For the seat, I guess I should try to find an oak plank about 2" thick,
then paint it with enamel.
BTW, it will be great to swing in the kind of swing before the
anal-retentive types started making them use "rubber belts" as seats in
kid's swings as a safety precaution, I hate that!
A 2" oak slab will be really heavy and your swinging motion will be
sluggish, at best. Test: At arm's length, swing an empty and loaded
suit case and see/feel the difference. If you are to make your own
swing, I'd suggest cypress, Eastern Red cedar or Redwood and don't put
any finish on it. Seat and backrest made of 3/8" - 1/2" thick slats,
with gaps (#6 finishing nail diameter) between, so that it dries fast
after a rain.
If you try to paint or finish any outdoor woodwork, in hopes it will
be sealed, you're thinking wishfully. You are unlikely to seal every
little nook & cranny and water will seep/wick under the coating and
the wood will rot, even cypress, cedar and redwood. Not so much the
wetness will casue the rot, but the decay from dirt, grime,
bacterior, and other abnormal no-see-ums/growth associated with damp
warm environments..... add spilled warmed beer in the mix, also!
1/4" chain, as any smaller may wear out and break faster than you
think, depending on the connections you use ----> Some hardware stores
have eye bolts with pressed-in high density plastic rotating bushings,
specifically for hanging porch type swings. Small size S hooks hooked
on eye bolts, alone (no plastic bushing), will wear thin and break.
OK I will use something other than oak, I was just thinking about
durability. I can probably find a piece of cedar that's suitable. I don't
want a backrest, just a seat. I think about 30" x 12" would do the trick.
I've used Minwax "Polyshades - 1 step stain & polyurethane" on a porch
(actually patio) swing that was unfinished in its kit. It's done pretty
well since I finished it in 2007, but it's somewhat protected from the
elements by the patio roof. I even used what was left over to finish the
post that holds up my mailbox.
Are you talking about the type of chain that's commonly used on porch
swings, or a more conventional type chain? I'm not even sure if I can buy
the "porch swing chain" by the foot.
Yes as a matter of fact my patio swing uses these kind of hooks. I was
hoping they might be available separately but I wasn't sure. They would
probably be worth the bother of ordering online if the big box stores don't
I'm sort of hesitant to make a direct connection between the trees at the
top with something like a 2 x 6 because these are really tall trees and
I've noticed they can sway slightly in a very strong wind. I think just
dropping a chain to the seat using eye bolts would work better.
In article , "chaniarts"
That would be great but I don't live within the city limits, if my house
caught on fire I'd have to use one of the county volunteer fire departments
and I don't think they'd volunteer to do something like that!
we had a volunteer fire department at that time. they loved doing things
like this; community service and all. at xmas they put santa on the fire
truck and drove through all the streets of the (albeit very) small town.
still do, from what i hear.
I took some pics of the trees to give you a better idea.
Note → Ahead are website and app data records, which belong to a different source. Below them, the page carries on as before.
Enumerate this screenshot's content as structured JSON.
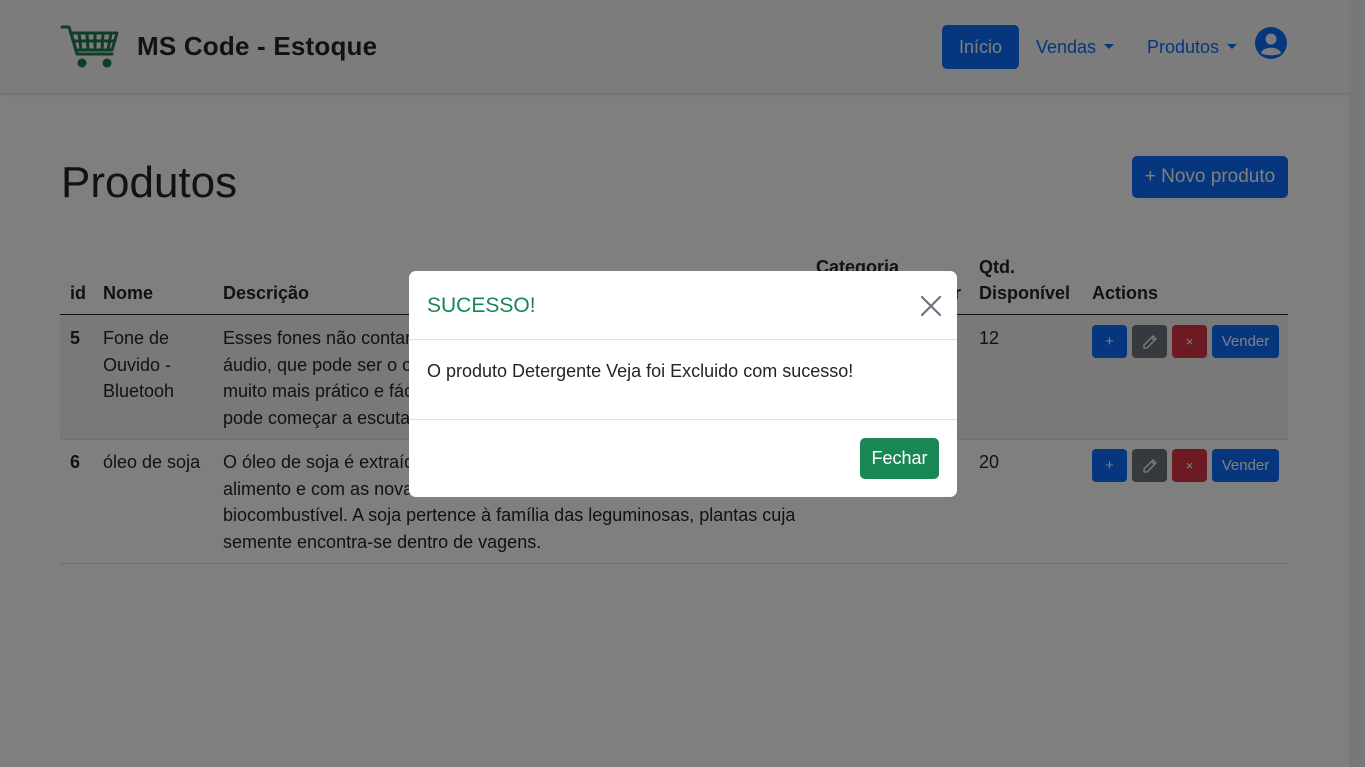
{
  "navbar": {
    "brand": "MS Code - Estoque",
    "logo_icon": "shopping-cart-icon",
    "links": {
      "inicio": "Início",
      "vendas": "Vendas",
      "produtos": "Produtos"
    },
    "user_icon": "user-circle-icon"
  },
  "page": {
    "title": "Produtos",
    "new_button": "+ Novo produto"
  },
  "table": {
    "headers": {
      "id": "id",
      "nome": "Nome",
      "descricao": "Descrição",
      "categoria_line1": "Categoria",
      "categoria_fragment": "r",
      "qtd_line1": "Qtd.",
      "qtd_line2": "Disponível",
      "actions": "Actions"
    },
    "rows": [
      {
        "id": "5",
        "nome_lines": [
          "Fone de",
          "Ouvido -",
          "Bluetooh"
        ],
        "descricao_lines": [
          "Esses fones não contam",
          "áudio, que pode ser o ce",
          "muito mais prático e fác",
          "pode começar a escutar"
        ],
        "qtd": "12",
        "actions": {
          "add": "+",
          "edit_icon": "pencil-icon",
          "delete": "×",
          "sell": "Vender"
        }
      },
      {
        "id": "6",
        "nome_lines": [
          "óleo de soja"
        ],
        "descricao_lines": [
          "O óleo de soja é extraíd",
          "alimento e com as novas",
          "biocombustível. A soja pertence à família das leguminosas, plantas cuja",
          "semente encontra-se dentro de vagens."
        ],
        "qtd": "20",
        "actions": {
          "add": "+",
          "edit_icon": "pencil-icon",
          "delete": "×",
          "sell": "Vender"
        }
      }
    ]
  },
  "modal": {
    "title": "SUCESSO!",
    "close_icon": "close-icon",
    "message": "O produto Detergente Veja foi Excluido com sucesso!",
    "button": "Fechar"
  },
  "colors": {
    "primary": "#0d6efd",
    "secondary": "#6c757d",
    "danger": "#dc3545",
    "success": "#198754",
    "logo": "#1e7a4f"
  }
}
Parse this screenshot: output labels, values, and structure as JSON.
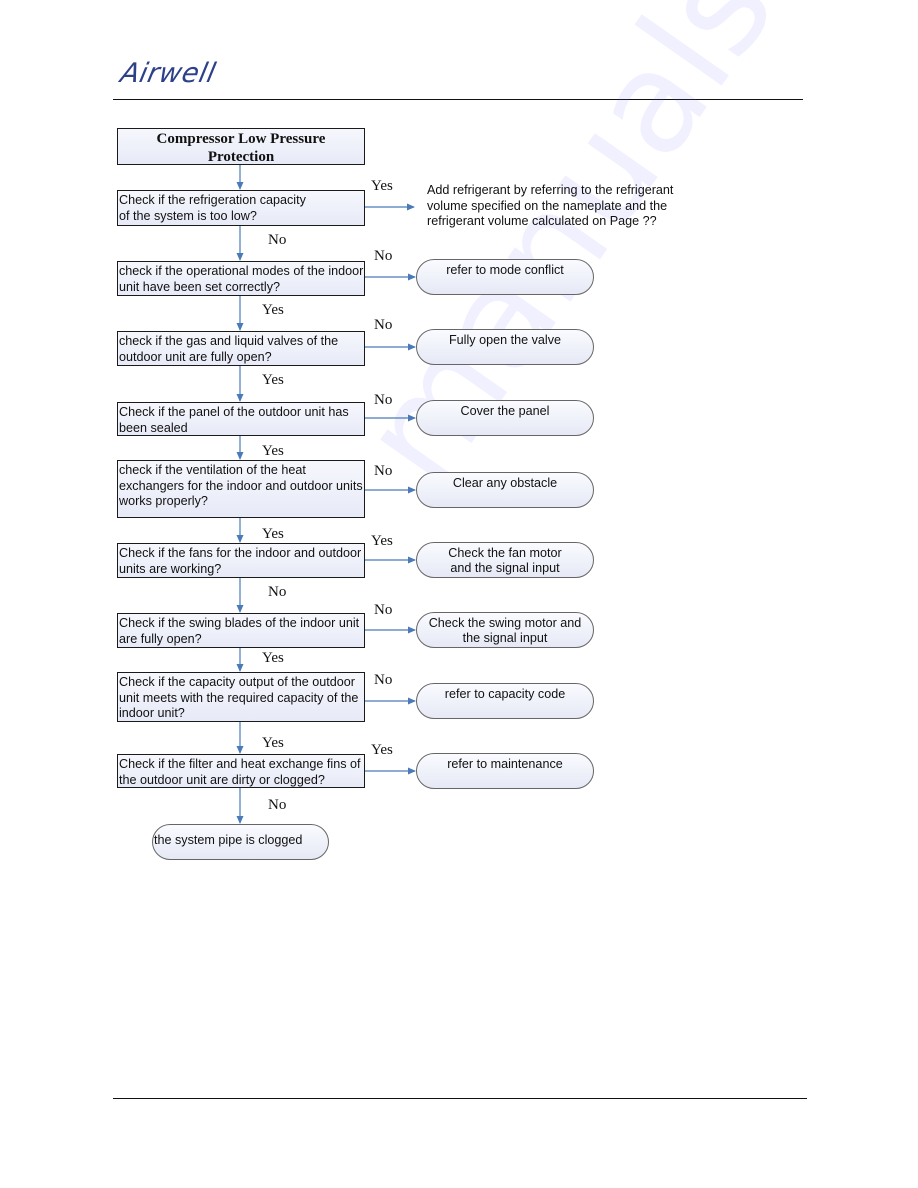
{
  "header": {
    "brand": "Airwell"
  },
  "watermark": "manualshive.com",
  "flowchart": {
    "title": "Compressor Low Pressure\nProtection",
    "steps": [
      {
        "question": "Check if the refrigeration capacity\nof the system is too low?",
        "branch_label": "Yes",
        "action": "Add refrigerant by referring to the refrigerant\nvolume specified on the nameplate and the\nrefrigerant volume calculated on Page ??",
        "next_label": "No"
      },
      {
        "question": "check if the operational modes of the indoor\nunit have been set correctly?",
        "branch_label": "No",
        "action": "refer to mode conflict",
        "next_label": "Yes"
      },
      {
        "question": "check if the gas and liquid valves of the\noutdoor unit are fully open?",
        "branch_label": "No",
        "action": "Fully open the valve",
        "next_label": "Yes"
      },
      {
        "question": "Check if the panel of the outdoor unit has\nbeen sealed",
        "branch_label": "No",
        "action": "Cover the panel",
        "next_label": "Yes"
      },
      {
        "question": "check if the ventilation of the heat\nexchangers for the indoor and outdoor units\nworks properly?",
        "branch_label": "No",
        "action": "Clear any obstacle",
        "next_label": "Yes"
      },
      {
        "question": "Check if the fans for the indoor and outdoor\nunits are working?",
        "branch_label": "Yes",
        "action": "Check the fan motor\nand the signal input",
        "next_label": "No"
      },
      {
        "question": "Check if the swing blades of the indoor unit\nare fully open?",
        "branch_label": "No",
        "action": "Check the swing motor and\nthe signal input",
        "next_label": "Yes"
      },
      {
        "question": "Check if the capacity output of the outdoor\nunit meets with the required capacity of the\nindoor unit?",
        "branch_label": "No",
        "action": "refer to capacity code",
        "next_label": "Yes"
      },
      {
        "question": "Check if the filter and heat exchange fins of\nthe outdoor  unit are dirty or clogged?",
        "branch_label": "Yes",
        "action": "refer to maintenance",
        "next_label": "No"
      }
    ],
    "end": "the system pipe is clogged"
  },
  "colors": {
    "connector": "#4a7ab8",
    "logo": "#2d4189"
  }
}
After I stepped
back and looked at it that tree on the right curves outward slightly so I
may have to string a real strong chain at the top from tree to tree, give
it a little slack, and drop the swing chains about 10 or 11 inches in from
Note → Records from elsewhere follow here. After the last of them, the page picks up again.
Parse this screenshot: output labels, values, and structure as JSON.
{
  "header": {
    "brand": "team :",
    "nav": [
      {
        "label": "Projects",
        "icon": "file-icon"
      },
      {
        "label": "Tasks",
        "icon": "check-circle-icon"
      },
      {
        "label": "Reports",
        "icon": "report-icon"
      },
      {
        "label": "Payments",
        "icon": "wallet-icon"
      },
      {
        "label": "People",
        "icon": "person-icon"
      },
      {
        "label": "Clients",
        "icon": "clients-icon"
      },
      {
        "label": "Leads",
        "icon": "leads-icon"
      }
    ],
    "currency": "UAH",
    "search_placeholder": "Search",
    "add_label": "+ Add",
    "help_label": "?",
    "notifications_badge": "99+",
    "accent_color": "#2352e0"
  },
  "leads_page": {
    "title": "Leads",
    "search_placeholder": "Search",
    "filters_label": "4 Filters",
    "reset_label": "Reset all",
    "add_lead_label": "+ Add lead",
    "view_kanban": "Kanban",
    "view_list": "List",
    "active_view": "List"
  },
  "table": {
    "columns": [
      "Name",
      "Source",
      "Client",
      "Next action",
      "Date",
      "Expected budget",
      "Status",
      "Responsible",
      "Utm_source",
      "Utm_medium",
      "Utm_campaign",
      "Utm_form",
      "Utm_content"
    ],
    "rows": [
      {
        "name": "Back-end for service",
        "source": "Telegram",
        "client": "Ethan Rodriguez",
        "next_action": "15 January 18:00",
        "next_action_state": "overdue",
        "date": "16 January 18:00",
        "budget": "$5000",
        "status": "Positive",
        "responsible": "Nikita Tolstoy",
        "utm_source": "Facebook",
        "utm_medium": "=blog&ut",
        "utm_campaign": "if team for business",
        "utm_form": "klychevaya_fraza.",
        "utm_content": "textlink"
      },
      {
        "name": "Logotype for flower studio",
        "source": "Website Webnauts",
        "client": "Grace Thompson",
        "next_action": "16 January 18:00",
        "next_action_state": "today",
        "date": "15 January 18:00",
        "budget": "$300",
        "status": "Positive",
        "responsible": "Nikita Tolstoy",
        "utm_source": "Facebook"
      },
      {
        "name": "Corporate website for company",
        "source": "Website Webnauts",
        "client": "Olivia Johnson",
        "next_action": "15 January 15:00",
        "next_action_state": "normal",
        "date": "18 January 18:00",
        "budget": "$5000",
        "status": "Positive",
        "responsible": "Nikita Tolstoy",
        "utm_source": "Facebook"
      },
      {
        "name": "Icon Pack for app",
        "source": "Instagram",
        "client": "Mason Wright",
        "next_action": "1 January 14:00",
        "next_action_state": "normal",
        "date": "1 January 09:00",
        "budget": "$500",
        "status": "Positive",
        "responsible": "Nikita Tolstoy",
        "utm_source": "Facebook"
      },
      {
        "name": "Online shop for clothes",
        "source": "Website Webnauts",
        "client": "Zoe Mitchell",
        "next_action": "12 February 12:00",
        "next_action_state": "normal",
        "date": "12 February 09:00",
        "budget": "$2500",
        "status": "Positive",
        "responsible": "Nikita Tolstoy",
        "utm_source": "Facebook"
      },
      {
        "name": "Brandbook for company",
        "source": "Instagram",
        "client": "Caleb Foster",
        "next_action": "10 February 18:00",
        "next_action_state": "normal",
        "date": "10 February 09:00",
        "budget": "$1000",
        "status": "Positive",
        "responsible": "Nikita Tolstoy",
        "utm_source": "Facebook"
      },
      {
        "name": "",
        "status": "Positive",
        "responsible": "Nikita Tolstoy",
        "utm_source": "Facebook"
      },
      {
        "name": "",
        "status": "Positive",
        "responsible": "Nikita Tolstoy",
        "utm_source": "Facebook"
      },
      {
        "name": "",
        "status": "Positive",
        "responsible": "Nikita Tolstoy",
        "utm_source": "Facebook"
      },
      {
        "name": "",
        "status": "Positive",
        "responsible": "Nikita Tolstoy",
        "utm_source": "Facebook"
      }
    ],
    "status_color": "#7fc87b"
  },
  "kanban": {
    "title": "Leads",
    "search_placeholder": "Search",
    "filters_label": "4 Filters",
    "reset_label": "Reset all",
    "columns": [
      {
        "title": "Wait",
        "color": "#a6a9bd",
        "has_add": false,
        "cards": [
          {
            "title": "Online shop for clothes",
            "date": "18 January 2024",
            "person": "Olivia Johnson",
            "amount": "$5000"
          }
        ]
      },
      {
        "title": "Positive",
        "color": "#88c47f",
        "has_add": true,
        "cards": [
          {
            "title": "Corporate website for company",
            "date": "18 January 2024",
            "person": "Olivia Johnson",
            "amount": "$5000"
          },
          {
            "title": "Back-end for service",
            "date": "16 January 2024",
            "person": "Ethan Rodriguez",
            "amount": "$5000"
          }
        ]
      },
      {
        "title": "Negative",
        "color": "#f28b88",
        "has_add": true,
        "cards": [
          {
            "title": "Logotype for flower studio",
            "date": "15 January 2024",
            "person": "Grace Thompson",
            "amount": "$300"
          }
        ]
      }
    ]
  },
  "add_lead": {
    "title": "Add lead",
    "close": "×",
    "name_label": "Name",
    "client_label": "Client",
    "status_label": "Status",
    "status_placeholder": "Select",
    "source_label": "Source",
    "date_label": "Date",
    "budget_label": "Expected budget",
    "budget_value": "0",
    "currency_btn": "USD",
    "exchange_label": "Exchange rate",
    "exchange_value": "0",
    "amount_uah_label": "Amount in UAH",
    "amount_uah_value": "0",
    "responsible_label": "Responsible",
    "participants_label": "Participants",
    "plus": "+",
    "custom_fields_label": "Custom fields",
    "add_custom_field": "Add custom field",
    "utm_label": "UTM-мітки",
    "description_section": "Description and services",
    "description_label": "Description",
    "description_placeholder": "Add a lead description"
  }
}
Ah, a simple single seat swing. Gotcha! All this while, I was
assuming a multi-seat porch type swing. Yep, almost any good plank
should do well for your seat. I would still suggest the most weather
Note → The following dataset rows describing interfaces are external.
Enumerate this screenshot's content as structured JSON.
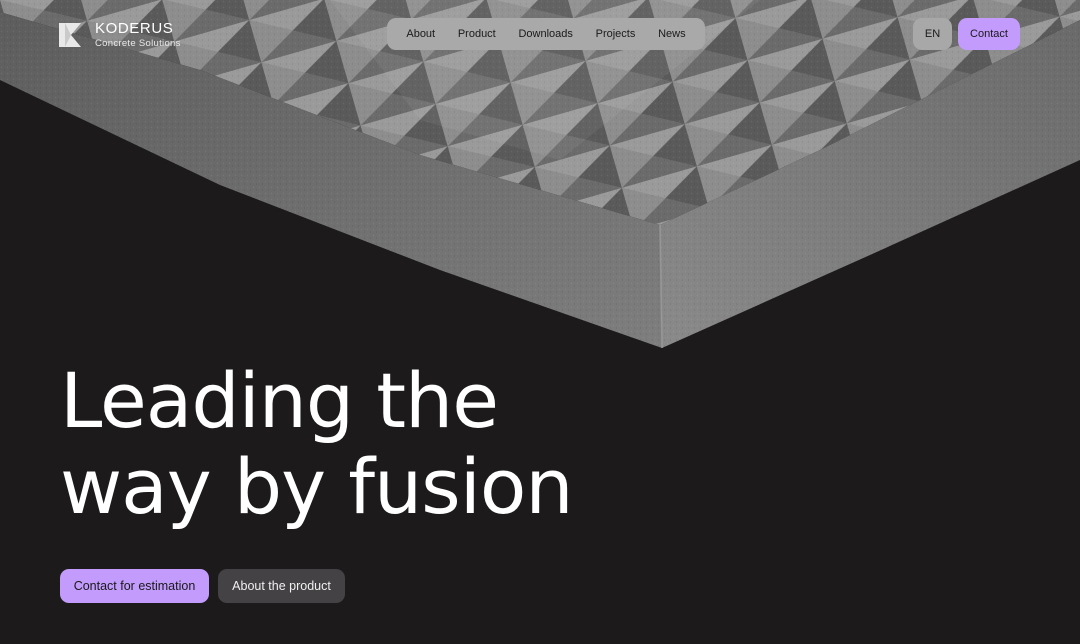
{
  "brand": {
    "name": "KODERUS",
    "tagline": "Concrete Solutions"
  },
  "nav": {
    "items": [
      {
        "label": "About"
      },
      {
        "label": "Product"
      },
      {
        "label": "Downloads"
      },
      {
        "label": "Projects"
      },
      {
        "label": "News"
      }
    ]
  },
  "header": {
    "language": "EN",
    "contact_label": "Contact"
  },
  "hero": {
    "headline_line1": "Leading the",
    "headline_line2": "way by fusion",
    "cta_primary": "Contact for estimation",
    "cta_secondary": "About the product",
    "image": "concrete-panel-with-pyramid-relief"
  },
  "colors": {
    "background": "#1c1a1b",
    "accent": "#c29bfd",
    "nav_pill": "#a9a9a9",
    "secondary_button": "#444244"
  }
}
resistant lumber, though, as it would likely be just as easy to
obtain as a non-weather resistant lumber. Those simple seats are easy
to change, if they go bad, also.
Neither of those trees aren't dispositioned enough that a swing's good/
proper motion would be affected. I would invest in eye bolts, as
initially recommended, hang and use the swing. If there are any
issues that arise, your installation/positioning is not so complicated
that any readjustment/reposition can't be done relatively easily.
In thinking porch swing (multi-person load bearing), I initially
though fairly heavy guage linked chain. Use your common sense for
chain size.... 1/8" guage.